Whatever is left of Rove's conscience tugs at him and provokes him to insist that it wasn't torture because military personnel who go through Survival, Evasion, Resistance, Escape training (SERE) are waterboarded in a limited context. Of course, SERE training is given to military personnel so that if captured, they might be able to resist being, you know, tortured. As Matt Corley notes, even the Bush administration's own lawyers conceded that soldiers being waterboarded "are obviously in a very different situation from detainees undergoing interrogation." The CIA Inspector General's report noted an interrogator's conclusion that the difference between waterboarding in interrogation and waterboarding in SERE training is that the former "is for real."
There's also the fact that the case that waterboarding isn't torture is based on legal work that the Justice Department concluded was terrible. As David Cole notes:
The one thing practically everyone interviewed by the OPR agreed about was that Yoo’s legal work on the torture memos was atrocious. Bush’s Attorney General Michael Mukasey called it “slovenly.” Jack Goldsmith, another Republican who headed the Office of Legal Counsel from 2003 to 2004, said that Yoo’s August 2002 memo justifying torture by the CIA was “riddled with error” and a “one-sided effort to eliminate any hurdles posed by the torture law.”

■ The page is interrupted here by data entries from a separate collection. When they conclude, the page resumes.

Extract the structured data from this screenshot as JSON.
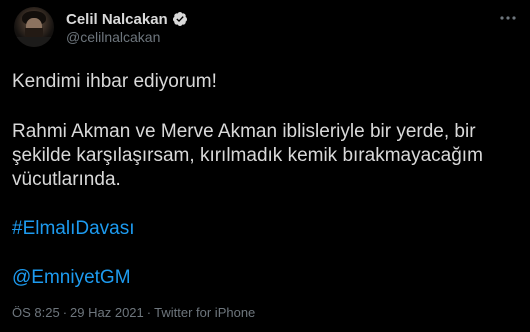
{
  "author": {
    "display_name": "Celil Nalcakan",
    "handle": "@celilnalcakan",
    "verified": true
  },
  "tweet": {
    "paragraph1": "Kendimi ihbar ediyorum!",
    "paragraph2_lines": [
      "Rahmi Akman ve Merve Akman iblisleriyle bir yerde, bir",
      "şekilde karşılaşırsam, kırılmadık kemik bırakmayacağım",
      "vücutlarında."
    ],
    "hashtag": "#ElmalıDavası",
    "mention": "@EmniyetGM"
  },
  "meta": {
    "time": "ÖS 8:25",
    "separator": "·",
    "date": "29 Haz 2021",
    "source": "Twitter for iPhone"
  },
  "colors": {
    "background": "#000000",
    "text": "#d9d9d9",
    "secondary": "#6e767d",
    "link": "#1d9bf0"
  },
  "icons": {
    "verified": "verified-badge-icon",
    "more": "more-options-icon"
  }
}
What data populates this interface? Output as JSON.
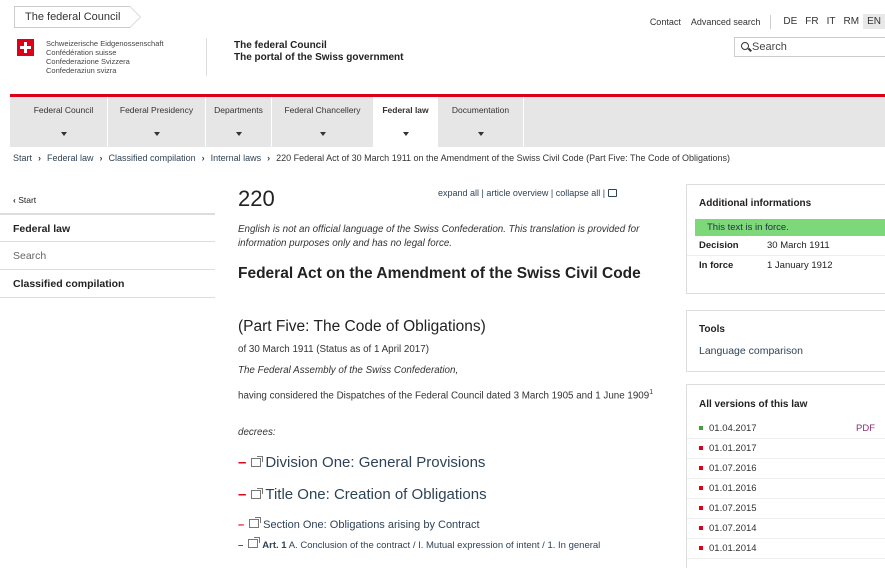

There hasn't been a definitive ruling from the courts that waterboarding is torture. But the legal arguments conservatives have been relying on to argue that waterboarding is not torture are "slovenly" and "riddled with error." Conservatives can stand by that if they want, but all that does is reinforce the underlying illegitimacy of the legal case for waterboarding.
This is a masquerade, a game they play to assuage the conscience of the atrocities they have twisted it into accepting.
-- A. Serwer